• **Task directions**
Copy out the entries that follow, exactly as written.

BEGIN Given records

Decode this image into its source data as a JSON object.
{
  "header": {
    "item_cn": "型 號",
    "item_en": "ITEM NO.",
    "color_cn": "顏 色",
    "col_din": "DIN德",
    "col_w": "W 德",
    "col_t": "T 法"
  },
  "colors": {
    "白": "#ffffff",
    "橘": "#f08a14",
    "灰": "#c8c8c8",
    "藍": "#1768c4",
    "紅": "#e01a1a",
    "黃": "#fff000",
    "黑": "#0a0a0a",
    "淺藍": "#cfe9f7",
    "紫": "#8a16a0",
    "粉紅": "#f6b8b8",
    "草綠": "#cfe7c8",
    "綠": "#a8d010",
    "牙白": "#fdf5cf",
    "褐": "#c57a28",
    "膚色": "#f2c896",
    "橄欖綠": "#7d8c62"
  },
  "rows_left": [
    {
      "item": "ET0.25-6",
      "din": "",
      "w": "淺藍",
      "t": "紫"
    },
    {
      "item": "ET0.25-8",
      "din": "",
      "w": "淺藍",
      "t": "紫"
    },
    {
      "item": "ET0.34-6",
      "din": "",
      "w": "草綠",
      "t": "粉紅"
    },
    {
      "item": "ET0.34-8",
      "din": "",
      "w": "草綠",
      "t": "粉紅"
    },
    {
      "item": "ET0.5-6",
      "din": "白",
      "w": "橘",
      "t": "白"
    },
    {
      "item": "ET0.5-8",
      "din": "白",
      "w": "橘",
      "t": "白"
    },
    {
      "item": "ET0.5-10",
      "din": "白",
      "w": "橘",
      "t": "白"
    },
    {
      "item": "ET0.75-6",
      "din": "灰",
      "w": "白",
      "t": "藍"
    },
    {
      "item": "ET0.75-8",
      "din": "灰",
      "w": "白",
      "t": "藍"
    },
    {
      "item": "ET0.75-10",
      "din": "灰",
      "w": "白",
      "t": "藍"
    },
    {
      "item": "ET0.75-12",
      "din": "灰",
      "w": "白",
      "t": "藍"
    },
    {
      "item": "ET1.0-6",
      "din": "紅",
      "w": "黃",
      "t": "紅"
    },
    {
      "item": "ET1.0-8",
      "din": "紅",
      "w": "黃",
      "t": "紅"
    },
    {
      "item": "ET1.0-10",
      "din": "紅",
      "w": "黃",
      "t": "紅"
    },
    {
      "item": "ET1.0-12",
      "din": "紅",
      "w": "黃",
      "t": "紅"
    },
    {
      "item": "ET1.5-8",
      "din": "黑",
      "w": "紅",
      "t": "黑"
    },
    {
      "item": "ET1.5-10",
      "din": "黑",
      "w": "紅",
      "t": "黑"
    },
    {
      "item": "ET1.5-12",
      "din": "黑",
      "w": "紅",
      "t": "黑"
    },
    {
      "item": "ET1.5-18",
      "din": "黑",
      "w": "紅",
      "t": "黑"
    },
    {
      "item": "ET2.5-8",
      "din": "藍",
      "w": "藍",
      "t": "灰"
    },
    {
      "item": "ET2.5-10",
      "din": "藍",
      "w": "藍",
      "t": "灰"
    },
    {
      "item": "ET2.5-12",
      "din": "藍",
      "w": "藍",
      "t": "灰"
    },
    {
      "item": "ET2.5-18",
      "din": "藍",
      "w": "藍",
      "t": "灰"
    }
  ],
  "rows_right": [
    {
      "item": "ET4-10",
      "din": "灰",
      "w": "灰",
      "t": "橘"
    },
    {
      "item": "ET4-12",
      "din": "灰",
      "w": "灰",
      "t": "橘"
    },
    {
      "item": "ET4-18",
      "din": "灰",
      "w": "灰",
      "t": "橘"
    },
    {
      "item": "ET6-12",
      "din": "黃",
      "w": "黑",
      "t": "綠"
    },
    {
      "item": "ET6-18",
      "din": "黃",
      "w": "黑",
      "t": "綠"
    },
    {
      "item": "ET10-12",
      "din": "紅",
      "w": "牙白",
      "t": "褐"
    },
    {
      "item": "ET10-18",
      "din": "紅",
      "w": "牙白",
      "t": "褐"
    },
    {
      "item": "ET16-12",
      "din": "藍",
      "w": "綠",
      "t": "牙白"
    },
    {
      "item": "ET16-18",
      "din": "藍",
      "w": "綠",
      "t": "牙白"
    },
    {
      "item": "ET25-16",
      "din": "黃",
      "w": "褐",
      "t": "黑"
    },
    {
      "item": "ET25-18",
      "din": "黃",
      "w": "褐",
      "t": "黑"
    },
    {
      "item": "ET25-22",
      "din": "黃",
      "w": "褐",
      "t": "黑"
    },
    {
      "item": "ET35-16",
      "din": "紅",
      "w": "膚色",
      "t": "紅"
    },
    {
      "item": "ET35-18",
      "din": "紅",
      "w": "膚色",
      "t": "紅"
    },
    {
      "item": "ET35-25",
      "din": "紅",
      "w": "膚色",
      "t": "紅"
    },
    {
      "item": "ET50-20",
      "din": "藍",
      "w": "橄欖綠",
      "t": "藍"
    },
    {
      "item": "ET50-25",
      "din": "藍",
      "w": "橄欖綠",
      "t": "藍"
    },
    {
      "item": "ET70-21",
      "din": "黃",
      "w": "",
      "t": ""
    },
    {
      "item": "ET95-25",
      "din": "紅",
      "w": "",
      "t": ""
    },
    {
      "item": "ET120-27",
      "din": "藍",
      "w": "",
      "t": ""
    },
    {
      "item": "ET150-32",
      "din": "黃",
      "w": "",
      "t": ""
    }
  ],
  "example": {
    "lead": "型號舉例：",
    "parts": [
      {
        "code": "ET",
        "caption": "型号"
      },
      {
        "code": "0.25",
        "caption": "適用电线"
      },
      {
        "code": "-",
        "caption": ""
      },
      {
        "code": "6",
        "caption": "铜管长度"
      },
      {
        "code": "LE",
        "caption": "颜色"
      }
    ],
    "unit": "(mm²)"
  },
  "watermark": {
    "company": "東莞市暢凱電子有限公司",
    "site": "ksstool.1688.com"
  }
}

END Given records

• **Answer to this problem**
Decode this image into its source data as a JSON object.
{
  "header": {
    "item_cn": "型 號",
    "item_en": "ITEM NO.",
    "color_cn": "顏 色",
    "col_din": "DIN德",
    "col_w": "W 德",
    "col_t": "T 法"
  },
  "colors": {
    "白": "#ffffff",
    "橘": "#f08a14",
    "灰": "#c8c8c8",
    "藍": "#1768c4",
    "紅": "#e01a1a",
    "黃": "#fff000",
    "黑": "#0a0a0a",
    "淺藍": "#cfe9f7",
    "紫": "#8a16a0",
    "粉紅": "#f6b8b8",
    "草綠": "#cfe7c8",
    "綠": "#a8d010",
    "牙白": "#fdf5cf",
    "褐": "#c57a28",
    "膚色": "#f2c896",
    "橄欖綠": "#7d8c62"
  },
  "rows_left": [
    {
      "item": "ET0.25-6",
      "din": "",
      "w": "淺藍",
      "t": "紫"
    },
    {
      "item": "ET0.25-8",
      "din": "",
      "w": "淺藍",
      "t": "紫"
    },
    {
      "item": "ET0.34-6",
      "din": "",
      "w": "草綠",
      "t": "粉紅"
    },
    {
      "item": "ET0.34-8",
      "din": "",
      "w": "草綠",
      "t": "粉紅"
    },
    {
      "item": "ET0.5-6",
      "din": "白",
      "w": "橘",
      "t": "白"
    },
    {
      "item": "ET0.5-8",
      "din": "白",
      "w": "橘",
      "t": "白"
    },
    {
      "item": "ET0.5-10",
      "din": "白",
      "w": "橘",
      "t": "白"
    },
    {
      "item": "ET0.75-6",
      "din": "灰",
      "w": "白",
      "t": "藍"
    },
    {
      "item": "ET0.75-8",
      "din": "灰",
      "w": "白",
      "t": "藍"
    },
    {
      "item": "ET0.75-10",
      "din": "灰",
      "w": "白",
      "t": "藍"
    },
    {
      "item": "ET0.75-12",
      "din": "灰",
      "w": "白",
      "t": "藍"
    },
    {
      "item": "ET1.0-6",
      "din": "紅",
      "w": "黃",
      "t": "紅"
    },
    {
      "item": "ET1.0-8",
      "din": "紅",
      "w": "黃",
      "t": "紅"
    },
    {
      "item": "ET1.0-10",
      "din": "紅",
      "w": "黃",
      "t": "紅"
    },
    {
      "item": "ET1.0-12",
      "din": "紅",
      "w": "黃",
      "t": "紅"
    },
    {
      "item": "ET1.5-8",
      "din": "黑",
      "w": "紅",
      "t": "黑"
    },
    {
      "item": "ET1.5-10",
      "din": "黑",
      "w": "紅",
      "t": "黑"
    },
    {
      "item": "ET1.5-12",
      "din": "黑",
      "w": "紅",
      "t": "黑"
    },
    {
      "item": "ET1.5-18",
      "din": "黑",
      "w": "紅",
      "t": "黑"
    },
    {
      "item": "ET2.5-8",
      "din": "藍",
      "w": "藍",
      "t": "灰"
    },
    {
      "item": "ET2.5-10",
      "din": "藍",
      "w": "藍",
      "t": "灰"
    },
    {
      "item": "ET2.5-12",
      "din": "藍",
      "w": "藍",
      "t": "灰"
    },
    {
      "item": "ET2.5-18",
      "din": "藍",
      "w": "藍",
      "t": "灰"
    }
  ],
  "rows_right": [
    {
      "item": "ET4-10",
      "din": "灰",
      "w": "灰",
      "t": "橘"
    },
    {
      "item": "ET4-12",
      "din": "灰",
      "w": "灰",
      "t": "橘"
    },
    {
      "item": "ET4-18",
      "din": "灰",
      "w": "灰",
      "t": "橘"
    },
    {
      "item": "ET6-12",
      "din": "黃",
      "w": "黑",
      "t": "綠"
    },
    {
      "item": "ET6-18",
      "din": "黃",
      "w": "黑",
      "t": "綠"
    },
    {
      "item": "ET10-12",
      "din": "紅",
      "w": "牙白",
      "t": "褐"
    },
    {
      "item": "ET10-18",
      "din": "紅",
      "w": "牙白",
      "t": "褐"
    },
    {
      "item": "ET16-12",
      "din": "藍",
      "w": "綠",
      "t": "牙白"
    },
    {
      "item": "ET16-18",
      "din": "藍",
      "w": "綠",
      "t": "牙白"
    },
    {
      "item": "ET25-16",
      "din": "黃",
      "w": "褐",
      "t": "黑"
    },
    {
      "item": "ET25-18",
      "din": "黃",
      "w": "褐",
      "t": "黑"
    },
    {
      "item": "ET25-22",
      "din": "黃",
      "w": "褐",
      "t": "黑"
    },
    {
      "item": "ET35-16",
      "din": "紅",
      "w": "膚色",
      "t": "紅"
    },
    {
      "item": "ET35-18",
      "din": "紅",
      "w": "膚色",
      "t": "紅"
    },
    {
      "item": "ET35-25",
      "din": "紅",
      "w": "膚色",
      "t": "紅"
    },
    {
      "item": "ET50-20",
      "din": "藍",
      "w": "橄欖綠",
      "t": "藍"
    },
    {
      "item": "ET50-25",
      "din": "藍",
      "w": "橄欖綠",
      "t": "藍"
    },
    {
      "item": "ET70-21",
      "din": "黃",
      "w": "",
      "t": ""
    },
    {
      "item": "ET95-25",
      "din": "紅",
      "w": "",
      "t": ""
    },
    {
      "item": "ET120-27",
      "din": "藍",
      "w": "",
      "t": ""
    },
    {
      "item": "ET150-32",
      "din": "黃",
      "w": "",
      "t": ""
    }
  ],
  "example": {
    "lead": "型號舉例：",
    "parts": [
      {
        "code": "ET",
        "caption": "型号"
      },
      {
        "code": "0.25",
        "caption": "適用电线"
      },
      {
        "code": "-",
        "caption": ""
      },
      {
        "code": "6",
        "caption": "铜管长度"
      },
      {
        "code": "LE",
        "caption": "颜色"
      }
    ],
    "unit": "(mm²)"
  },
  "watermark": {
    "company": "東莞市暢凱電子有限公司",
    "site": "ksstool.1688.com"
  }
}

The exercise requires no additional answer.